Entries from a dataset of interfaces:
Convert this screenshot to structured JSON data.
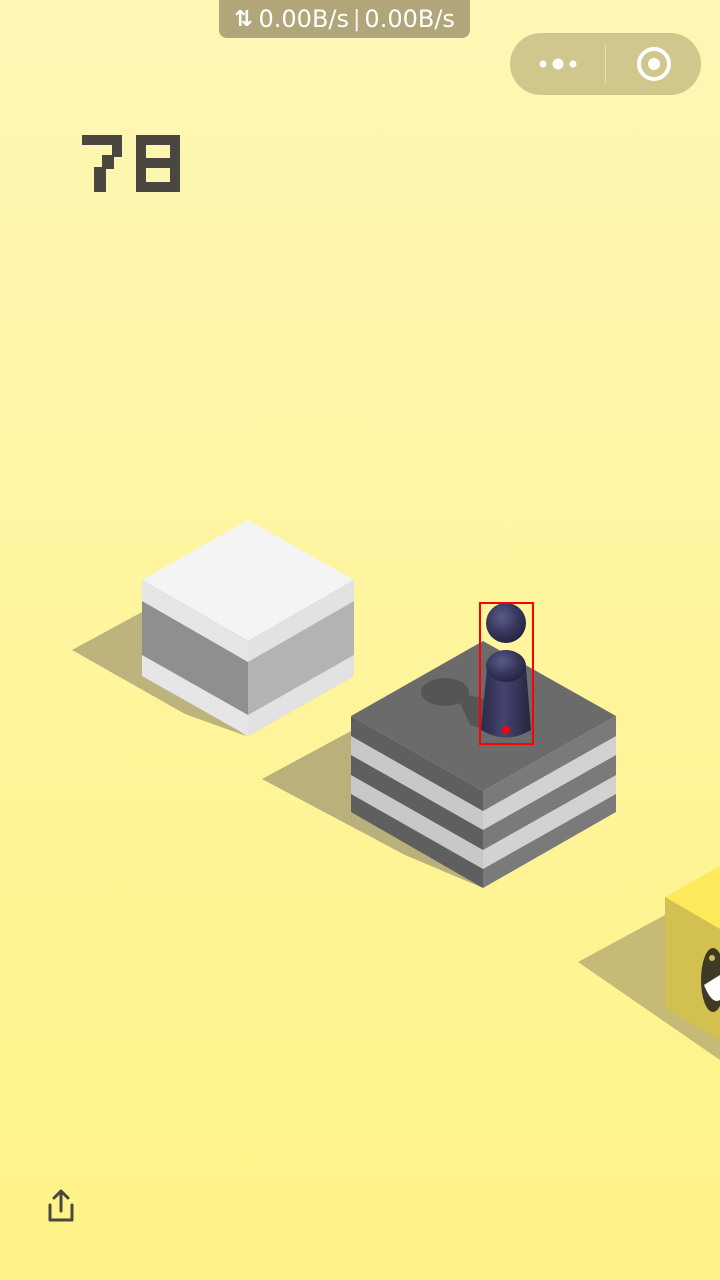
{
  "status_bar": {
    "upload_speed": "0.00B/s",
    "download_speed": "0.00B/s",
    "separator": "|",
    "arrows_icon": "data-transfer-arrows-icon"
  },
  "capsule": {
    "more_icon": "more-dots-icon",
    "close_icon": "circle-target-icon"
  },
  "game": {
    "score": "78",
    "score_color": "#4a4740",
    "background_top": "#fdf7b4",
    "background_bottom": "#fef283",
    "player_color": "#333355",
    "target_box_color": "#ff0000"
  },
  "footer": {
    "share_icon": "share-icon"
  }
}
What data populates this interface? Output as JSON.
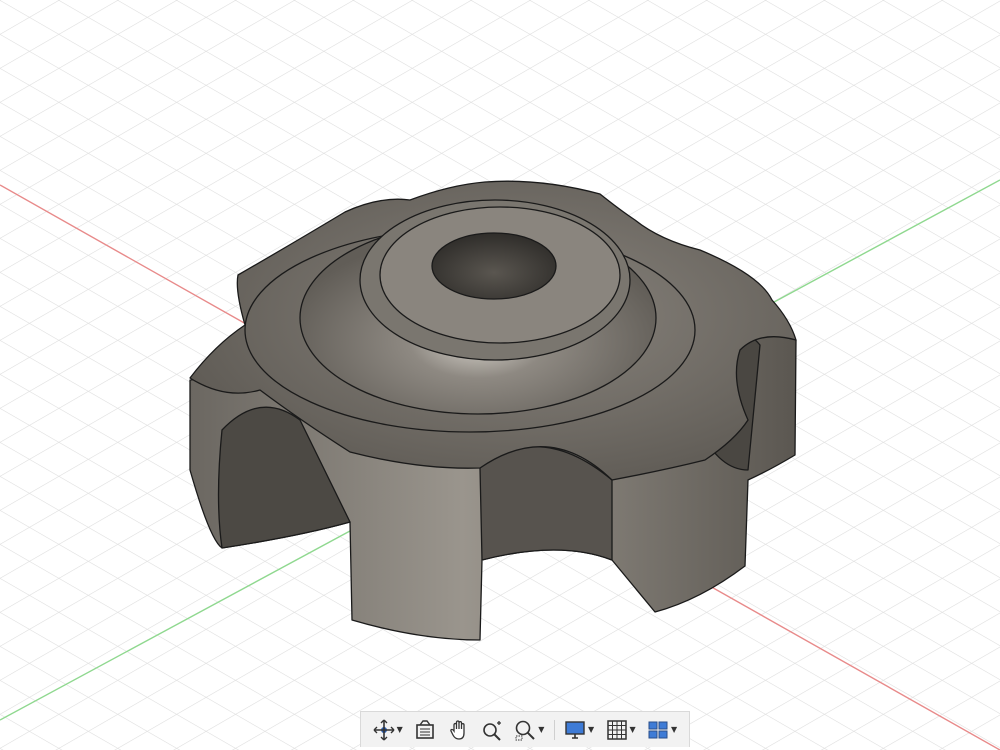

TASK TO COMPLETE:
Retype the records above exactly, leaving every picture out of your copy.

OUTPUT BELOW:
Convert this screenshot to structured JSON data.
{
  "status_bar": {
    "upload_speed": "0.00B/s",
    "download_speed": "0.00B/s",
    "separator": "|",
    "arrows_icon": "data-transfer-arrows-icon"
  },
  "capsule": {
    "more_icon": "more-dots-icon",
    "close_icon": "circle-target-icon"
  },
  "game": {
    "score": "78",
    "score_color": "#4a4740",
    "background_top": "#fdf7b4",
    "background_bottom": "#fef283",
    "player_color": "#333355",
    "target_box_color": "#ff0000"
  },
  "footer": {
    "share_icon": "share-icon"
  }
}
What data populates this interface? Output as JSON.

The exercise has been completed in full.